We’re not telling you what to do. You already know. It’s just a reminder. The rest is up to you.

Tuesday, May 15, 2007

Issue 45: Pulp fiction

Are you willing to pay for a greener BMC?

Bad news for trees. That’s what some people say about the BMC and the vast reams of paperwork we produce and circulate every year. But finally we’re doing something about it. Perhaps you’ve seen the new ‘green tree’ logo on our literature? We’re in process of switching to 100% recycled paper and we’ll be going a step further with plans to use only pulp and paper products sourced from Forest Stewardship Council (FSC)* certified suppliers by the year-end.

And we’re well on our way to making the switch. Since December all of our envelopes and membership literature are on recycled paper, ditto with the printer and photocopier paper, we’ve even taken the plunge with the office toilet rolls. Summit magazine has proved the biggest decision and we’ve taken some convincing that reproduction standards would be up to scratch using recycled paper. So we’ve gone for it anyway and hopefully you’ll agree we got it right. Recycled paper is just part of it though. For years we’ve recycled waste paper in the office, used low-energy light bulbs and we’re also trying to keep the heaters turned down.

Gone are the days when ‘going recycled’ meant a grey, grainy finish and double the price. Today there’s no excuse for not making the switch. The cost is relatively modest. We anticipate a 10% increase in print costs. £10-12k per year, or 20p per BMC member.

But will it really make any difference? I suppose it’s a bit like using your vote. In isolation - no - but collectively - yes. Last night the BBC reported the latest Intergovernmental Panel on Climate Change (IPCC) projection of a 3% increase in global temperatures by 2100; a catastrophic prospect for poorer countries and island communities. According to the IPCC, ‘warming of the climate system is unequivocal, as is now evident from observations of increases in global average air and ocean temperatures, widespread melting of snow and ice, and rising global mean sea levels’. The BMC’s efforts to reduce our carbon footprint may well be a drop in the ocean, but surely its right that the outdoor community does its bit. We have a vested interest after all - witness the effects of warmer winters in the Alps for starters.

It’s an interesting irony but elsewhere in ‘planet BMC’ our access and conservation team are producing a publication on woodland management and tree clearance at crags. It would be great to think that we could use pulp from trees felled at Tremadog to produce paper for the office. No doubt there’ll be a myriad of reasons why this won’t be possible but it’s certainly worth a thought.

But in the meantime we’ll continue to do out bit. And if you're in a position of influence, we’d ask you to consider how you could contribute. In the words of one of our modern day super-brands - every little helps.

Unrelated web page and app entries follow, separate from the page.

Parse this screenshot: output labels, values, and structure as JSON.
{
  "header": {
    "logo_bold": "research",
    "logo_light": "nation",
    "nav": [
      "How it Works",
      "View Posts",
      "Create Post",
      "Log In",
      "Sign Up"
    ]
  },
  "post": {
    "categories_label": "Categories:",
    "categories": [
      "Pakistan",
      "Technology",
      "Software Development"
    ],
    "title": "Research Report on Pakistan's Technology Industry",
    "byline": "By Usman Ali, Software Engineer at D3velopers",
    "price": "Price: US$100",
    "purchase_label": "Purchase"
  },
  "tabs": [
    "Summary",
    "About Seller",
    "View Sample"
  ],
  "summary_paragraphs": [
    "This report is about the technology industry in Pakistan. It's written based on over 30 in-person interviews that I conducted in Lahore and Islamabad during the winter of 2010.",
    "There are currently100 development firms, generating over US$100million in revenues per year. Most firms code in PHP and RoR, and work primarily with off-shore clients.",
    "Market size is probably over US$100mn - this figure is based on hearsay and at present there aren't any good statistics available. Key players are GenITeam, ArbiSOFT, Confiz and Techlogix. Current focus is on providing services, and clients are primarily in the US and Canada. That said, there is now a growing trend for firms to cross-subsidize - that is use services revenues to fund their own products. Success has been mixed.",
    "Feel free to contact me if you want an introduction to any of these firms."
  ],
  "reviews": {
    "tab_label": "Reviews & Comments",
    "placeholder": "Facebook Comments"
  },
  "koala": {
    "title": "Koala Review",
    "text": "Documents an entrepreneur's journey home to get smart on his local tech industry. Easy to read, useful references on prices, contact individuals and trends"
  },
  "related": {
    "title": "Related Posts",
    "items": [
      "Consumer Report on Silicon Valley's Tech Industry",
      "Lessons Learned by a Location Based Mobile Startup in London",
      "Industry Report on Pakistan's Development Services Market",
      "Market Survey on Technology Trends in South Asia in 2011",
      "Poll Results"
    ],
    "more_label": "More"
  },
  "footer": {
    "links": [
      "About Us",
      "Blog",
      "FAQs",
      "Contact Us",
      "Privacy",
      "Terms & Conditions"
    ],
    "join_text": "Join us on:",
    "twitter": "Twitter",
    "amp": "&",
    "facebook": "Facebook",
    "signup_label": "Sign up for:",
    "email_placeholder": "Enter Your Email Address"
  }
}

Dave Turnbull, CEO

*FSC sets international standards for forest management. Since 1995, it has certified 84+ million hectares in 82 countries and 1000s of products are now made from FSC certified wood.